Some people talk about “˜climbing out of debt’ like it’s a pit, while others say they’re “˜buried under a mountain of debt’. Either way, the top can seem a long way off when you’re right down at the bottom, peering up at the promise of a debt-free future.
Perhaps the most off-putting thing about our debt problems is the sheer scale of them. It’s hard to stay motivated long enough to reach the top, unless you learn to:
- take it one step at a time
- appreciate what your sacrifices are achieving
- stay focused on (but not daunted by) the big picture.
This should make it easier to stay focused, leading to a “˜virtuous circle’ of better results and higher levels of motivation.
One step at a time
Let’s say you’re paying off four separate debts: you’re managing the minimum payments and overpaying wherever possible.
Whether you focus those overpayments on the highest-interest debt or the smallest one, you’ll probably make better progress if you focus on realistic, short-term goals.
Make sure you write down exactly how much you owe at the start, and set yourself concrete targets.
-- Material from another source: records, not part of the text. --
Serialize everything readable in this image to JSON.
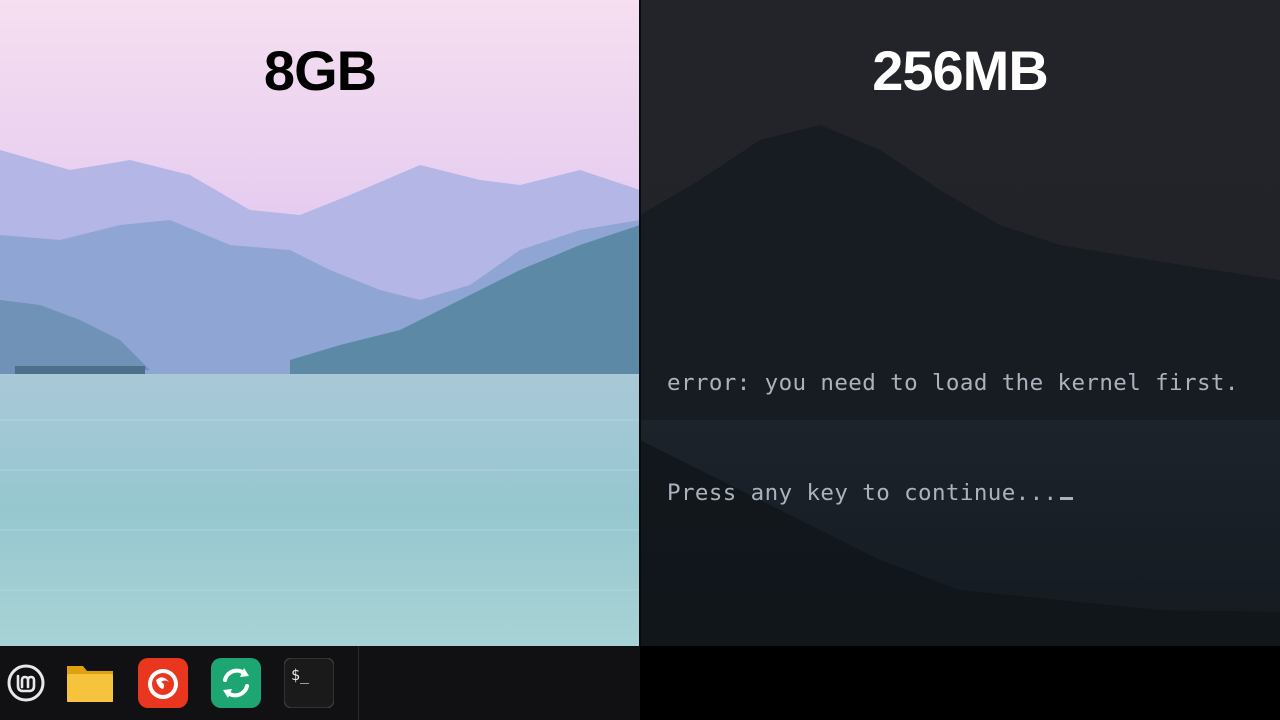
{
  "left_panel": {
    "caption": "8GB"
  },
  "right_panel": {
    "caption": "256MB",
    "console_lines": [
      "error: you need to load the kernel first.",
      "Press any key to continue..."
    ]
  },
  "taskbar": {
    "items": [
      {
        "icon": "mint-menu-icon"
      },
      {
        "icon": "folder-icon"
      },
      {
        "icon": "firefox-icon"
      },
      {
        "icon": "sync-app-icon"
      },
      {
        "icon": "terminal-icon",
        "glyph": "$_"
      }
    ]
  },
  "colors": {
    "left_sky_top": "#f2d6ee",
    "left_water": "#8fc4cc",
    "right_background": "#1b1e24",
    "console_text": "#aab3bd"
  }
}
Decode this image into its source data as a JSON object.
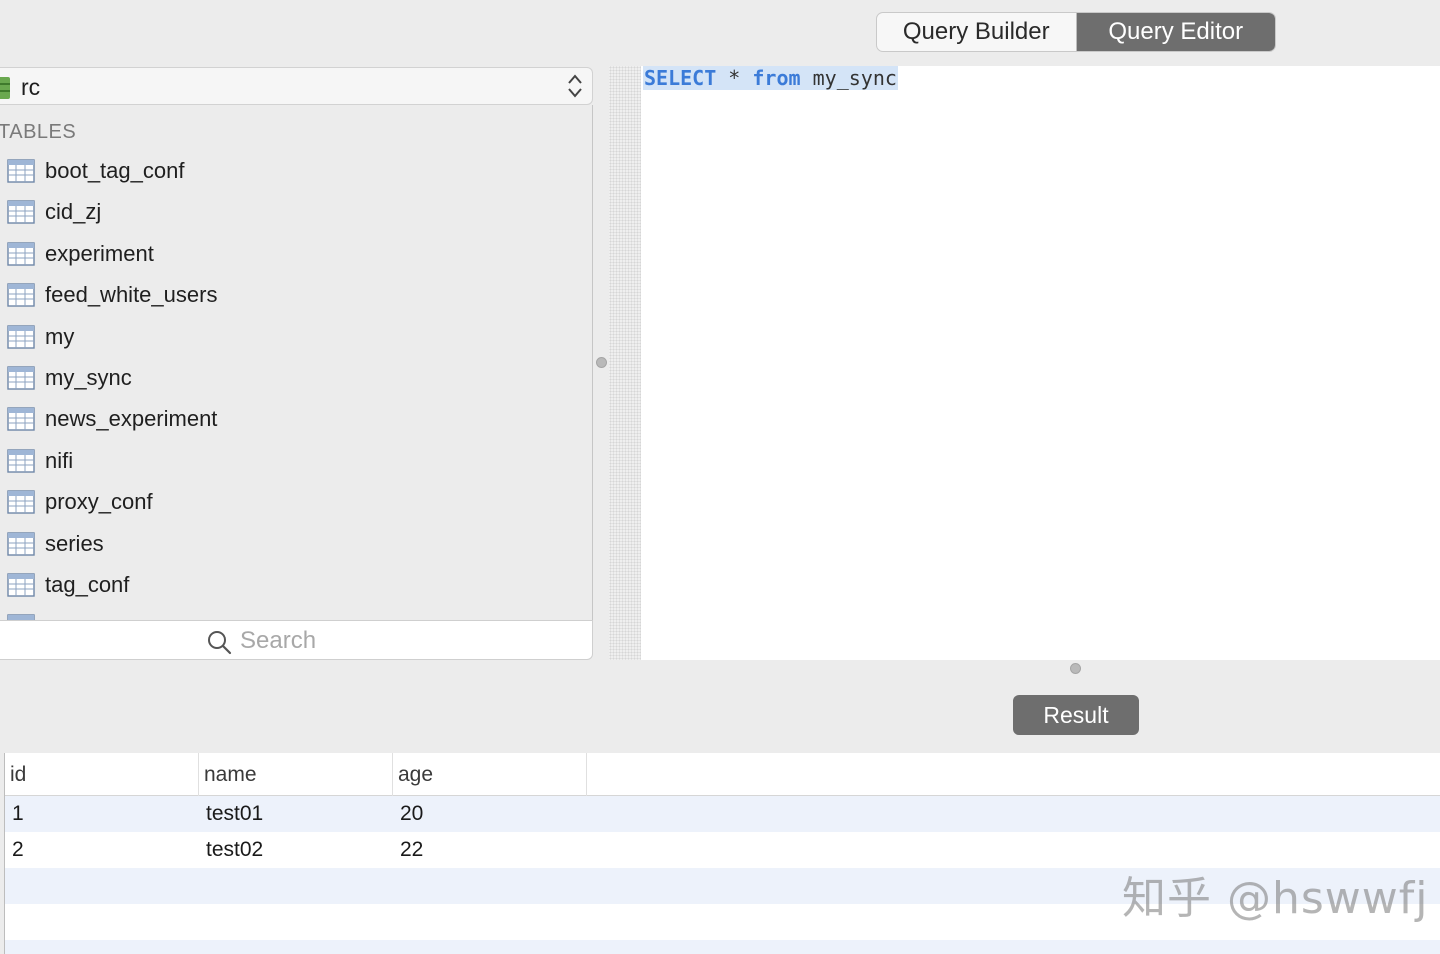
{
  "mode_switch": {
    "query_builder": "Query Builder",
    "query_editor": "Query Editor",
    "active": "Query Editor"
  },
  "database": {
    "name": "rc"
  },
  "sidebar": {
    "section_title": "TABLES",
    "tables": [
      "boot_tag_conf",
      "cid_zj",
      "experiment",
      "feed_white_users",
      "my",
      "my_sync",
      "news_experiment",
      "nifi",
      "proxy_conf",
      "series",
      "tag_conf"
    ],
    "search_placeholder": "Search"
  },
  "editor": {
    "sql": {
      "kw_select": "SELECT",
      "star": "*",
      "kw_from": "from",
      "table": "my_sync"
    }
  },
  "result": {
    "tab_label": "Result",
    "columns": [
      "id",
      "name",
      "age"
    ],
    "rows": [
      [
        "1",
        "test01",
        "20"
      ],
      [
        "2",
        "test02",
        "22"
      ]
    ]
  },
  "watermark": "知乎 @hswwfj",
  "colors": {
    "segment_active": "#6e6e6e",
    "sql_keyword": "#3b7bd8",
    "sql_highlight": "#d4e4f7",
    "row_alt": "#edf2fb"
  }
}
If it helps, draw up a ticklist ““ things like:
- 10% of my entire debt gone
- $500 paid off this debt
- only $1,000 left on this card
- just three debts left.
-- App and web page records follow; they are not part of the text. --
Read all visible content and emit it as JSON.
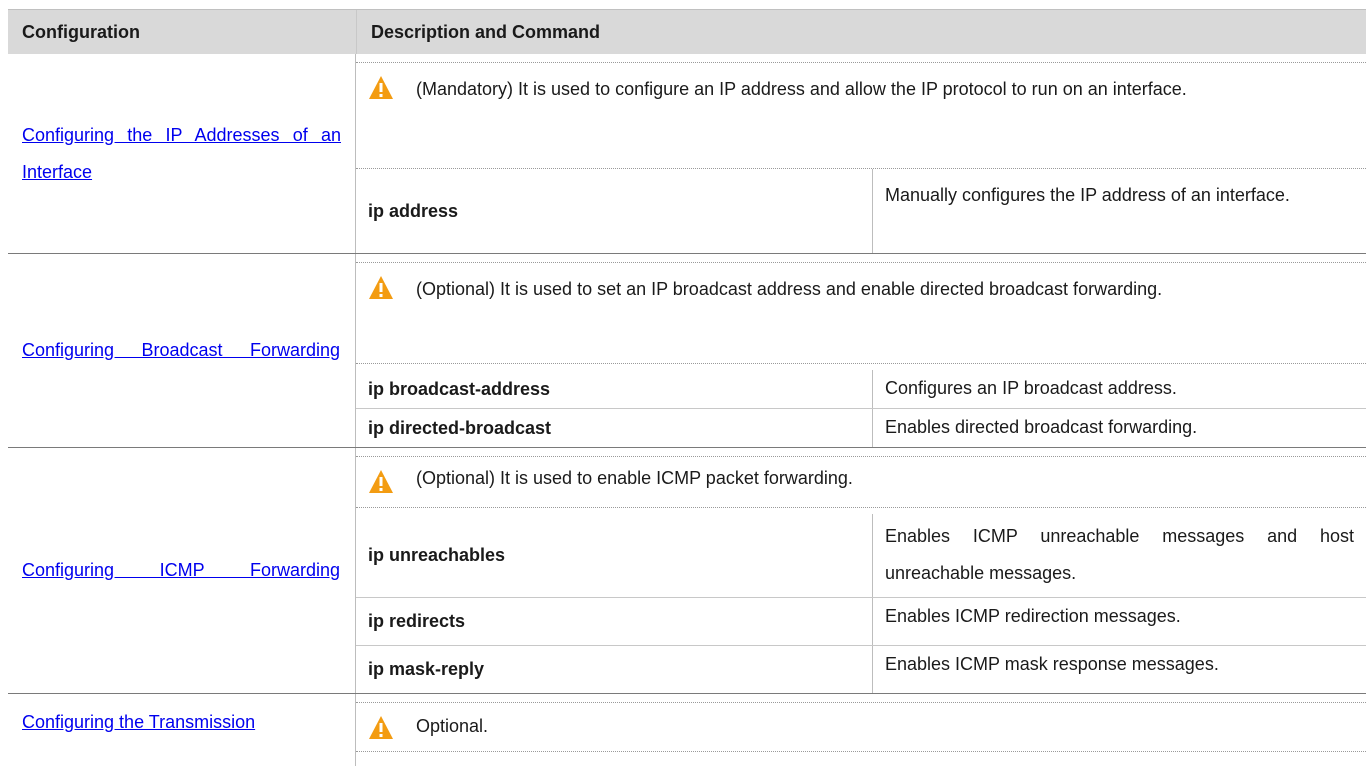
{
  "header": {
    "col1": "Configuration",
    "col2": "Description and Command"
  },
  "groups": [
    {
      "link": "Configuring the IP Addresses of an Interface",
      "note": "(Mandatory) It is used to configure an IP address and allow the IP protocol to run on an interface.",
      "rows": [
        {
          "command": "ip address",
          "description": "Manually configures the IP address of an interface."
        }
      ]
    },
    {
      "link": "Configuring Broadcast Forwarding",
      "note": "(Optional) It is used to set an IP broadcast address and enable directed broadcast forwarding.",
      "rows": [
        {
          "command": "ip broadcast-address",
          "description": "Configures an IP broadcast address."
        },
        {
          "command": "ip directed-broadcast",
          "description": "Enables directed broadcast forwarding."
        }
      ]
    },
    {
      "link": "Configuring ICMP Forwarding",
      "note": "(Optional) It is used to enable ICMP packet forwarding.",
      "rows": [
        {
          "command": "ip unreachables",
          "description": "Enables ICMP unreachable messages and host unreachable messages."
        },
        {
          "command": "ip redirects",
          "description": "Enables ICMP redirection messages."
        },
        {
          "command": "ip mask-reply",
          "description": "Enables ICMP mask response messages."
        }
      ]
    },
    {
      "link": "Configuring the Transmission",
      "note": "Optional.",
      "rows": []
    }
  ],
  "icons": {
    "warning": "warning-triangle-icon",
    "warning_color": "#f39c12"
  }
}
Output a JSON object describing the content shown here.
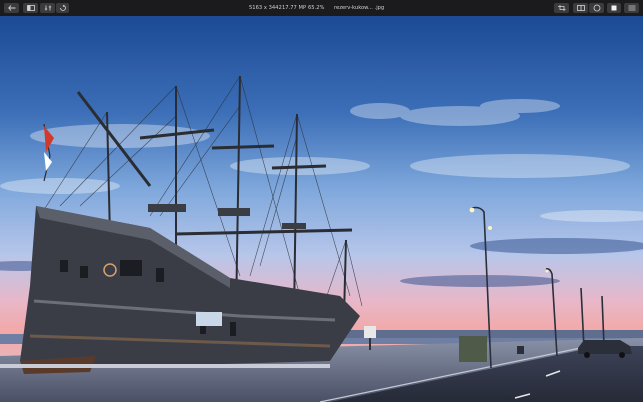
{
  "toolbar": {
    "left_buttons": [
      {
        "name": "back-button",
        "icon": "arrow-left-icon"
      },
      {
        "name": "sidebar-toggle-button",
        "icon": "sidebar-icon"
      },
      {
        "name": "adjust-button",
        "icon": "sliders-icon"
      },
      {
        "name": "rotate-button",
        "icon": "rotate-icon"
      }
    ],
    "dimensions": "5163 x 3442",
    "megapixels": "17.77 MP",
    "zoom": "65.2%",
    "filename": "rezerv-kukow... .jpg",
    "right_buttons": [
      {
        "name": "crop-button",
        "icon": "crop-icon"
      },
      {
        "name": "split-view-button",
        "icon": "split-icon"
      },
      {
        "name": "circle-tool-button",
        "icon": "circle-icon"
      },
      {
        "name": "highlight-button",
        "icon": "square-icon"
      },
      {
        "name": "more-button",
        "icon": "menu-icon"
      }
    ],
    "accent": "#3b3b3e"
  },
  "image": {
    "subject": "galleon-in-harbor-at-dusk",
    "sky_top": "#1f4f9a",
    "sky_mid": "#6f9fd6",
    "horizon": "#f3b9b8"
  }
}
When you tick something off, reward yourself.
Appreciate your sacrifices
Eating out, buying CDs, taking holidays”¦ whatever we want to spend our disposable income on, it isn’t easy to give it up, especially when each small sacrifice has such a tiny impact on the overall debt. Denying yourself a luxury once or twice might not be hard, but doing it for years takes a lot of discipline.
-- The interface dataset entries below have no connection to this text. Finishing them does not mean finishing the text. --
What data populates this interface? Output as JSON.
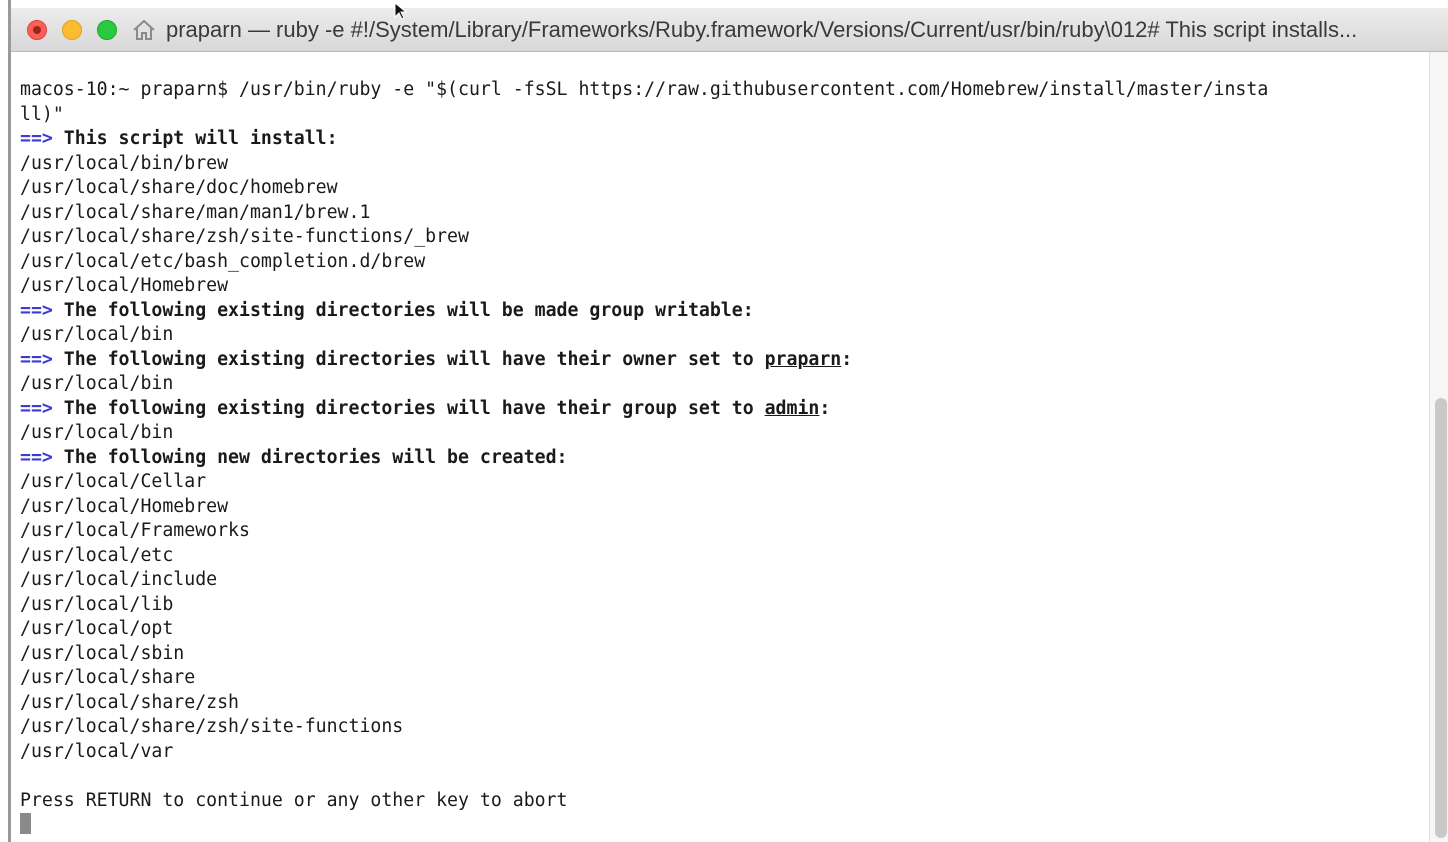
{
  "window": {
    "title": "praparn — ruby -e #!/System/Library/Frameworks/Ruby.framework/Versions/Current/usr/bin/ruby\\012# This script installs..."
  },
  "terminal": {
    "lines": [
      {
        "parts": [
          {
            "text": "macos-10:~ praparn$ /usr/bin/ruby -e \"$(curl -fsSL https://raw.githubusercontent.com/Homebrew/install/master/insta",
            "style": "plain"
          }
        ]
      },
      {
        "parts": [
          {
            "text": "ll)\"",
            "style": "plain"
          }
        ]
      },
      {
        "parts": [
          {
            "text": "==>",
            "style": "arrow"
          },
          {
            "text": " This script will install:",
            "style": "bold"
          }
        ]
      },
      {
        "parts": [
          {
            "text": "/usr/local/bin/brew",
            "style": "plain"
          }
        ]
      },
      {
        "parts": [
          {
            "text": "/usr/local/share/doc/homebrew",
            "style": "plain"
          }
        ]
      },
      {
        "parts": [
          {
            "text": "/usr/local/share/man/man1/brew.1",
            "style": "plain"
          }
        ]
      },
      {
        "parts": [
          {
            "text": "/usr/local/share/zsh/site-functions/_brew",
            "style": "plain"
          }
        ]
      },
      {
        "parts": [
          {
            "text": "/usr/local/etc/bash_completion.d/brew",
            "style": "plain"
          }
        ]
      },
      {
        "parts": [
          {
            "text": "/usr/local/Homebrew",
            "style": "plain"
          }
        ]
      },
      {
        "parts": [
          {
            "text": "==>",
            "style": "arrow"
          },
          {
            "text": " The following existing directories will be made group writable:",
            "style": "bold"
          }
        ]
      },
      {
        "parts": [
          {
            "text": "/usr/local/bin",
            "style": "plain"
          }
        ]
      },
      {
        "parts": [
          {
            "text": "==>",
            "style": "arrow"
          },
          {
            "text": " The following existing directories will have their owner set to ",
            "style": "bold"
          },
          {
            "text": "praparn",
            "style": "underline"
          },
          {
            "text": ":",
            "style": "bold"
          }
        ]
      },
      {
        "parts": [
          {
            "text": "/usr/local/bin",
            "style": "plain"
          }
        ]
      },
      {
        "parts": [
          {
            "text": "==>",
            "style": "arrow"
          },
          {
            "text": " The following existing directories will have their group set to ",
            "style": "bold"
          },
          {
            "text": "admin",
            "style": "underline"
          },
          {
            "text": ":",
            "style": "bold"
          }
        ]
      },
      {
        "parts": [
          {
            "text": "/usr/local/bin",
            "style": "plain"
          }
        ]
      },
      {
        "parts": [
          {
            "text": "==>",
            "style": "arrow"
          },
          {
            "text": " The following new directories will be created:",
            "style": "bold"
          }
        ]
      },
      {
        "parts": [
          {
            "text": "/usr/local/Cellar",
            "style": "plain"
          }
        ]
      },
      {
        "parts": [
          {
            "text": "/usr/local/Homebrew",
            "style": "plain"
          }
        ]
      },
      {
        "parts": [
          {
            "text": "/usr/local/Frameworks",
            "style": "plain"
          }
        ]
      },
      {
        "parts": [
          {
            "text": "/usr/local/etc",
            "style": "plain"
          }
        ]
      },
      {
        "parts": [
          {
            "text": "/usr/local/include",
            "style": "plain"
          }
        ]
      },
      {
        "parts": [
          {
            "text": "/usr/local/lib",
            "style": "plain"
          }
        ]
      },
      {
        "parts": [
          {
            "text": "/usr/local/opt",
            "style": "plain"
          }
        ]
      },
      {
        "parts": [
          {
            "text": "/usr/local/sbin",
            "style": "plain"
          }
        ]
      },
      {
        "parts": [
          {
            "text": "/usr/local/share",
            "style": "plain"
          }
        ]
      },
      {
        "parts": [
          {
            "text": "/usr/local/share/zsh",
            "style": "plain"
          }
        ]
      },
      {
        "parts": [
          {
            "text": "/usr/local/share/zsh/site-functions",
            "style": "plain"
          }
        ]
      },
      {
        "parts": [
          {
            "text": "/usr/local/var",
            "style": "plain"
          }
        ]
      },
      {
        "parts": [
          {
            "text": "",
            "style": "plain"
          }
        ]
      },
      {
        "parts": [
          {
            "text": "Press RETURN to continue or any other key to abort",
            "style": "plain"
          }
        ]
      },
      {
        "parts": [
          {
            "text": "",
            "style": "cursor"
          }
        ]
      }
    ]
  },
  "icons": {
    "close": "close-button-icon",
    "minimize": "minimize-button-icon",
    "zoom": "zoom-button-icon",
    "home": "home-icon",
    "pointer": "mouse-pointer-icon",
    "split": "split-pane-icon"
  },
  "colors": {
    "arrow": "#3b3bd6",
    "text": "#1a1a1a",
    "close": "#fc5f57",
    "minimize": "#fdbc2e",
    "zoom": "#29c940"
  }
}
So keep track of the sacrifices you make. More important, keep track of what they’re helping you achieve. If you stay away from the mall or turn down a night out with friends, figure out what you would have spent, and put it aside there and then, whether you’re moving numbers between bank accounts or putting real cash in a box.
You’ll be able to say things like:
- “Not going skiing last week let me pay off 20% of my credit card bill.”
- “Not going to the bar tonight will take my overdraft down under the $1,000 mark.”
- “I can pay my dad back if I just take a smaller holiday.”
The Big Picture: life after debt
In the days before debt, your entire disposable income was yours to use as you saw fit. Next time you’re tired of economizing, just picture how good it would feel to be like that again.
However good it feels to go shopping, buy music, eat take-aways, and so on, being debt-free is sure to feel a lot better. So remember that every single luxury you give up is taking you one step closer to a debt-free existence.
The closer you get, the better you’ll feel, so set yourself targets and stick to them. When your debts are gone and your savings account’s looking healthy, you’ll be glad you did.
Guest post written by Melanie Taylor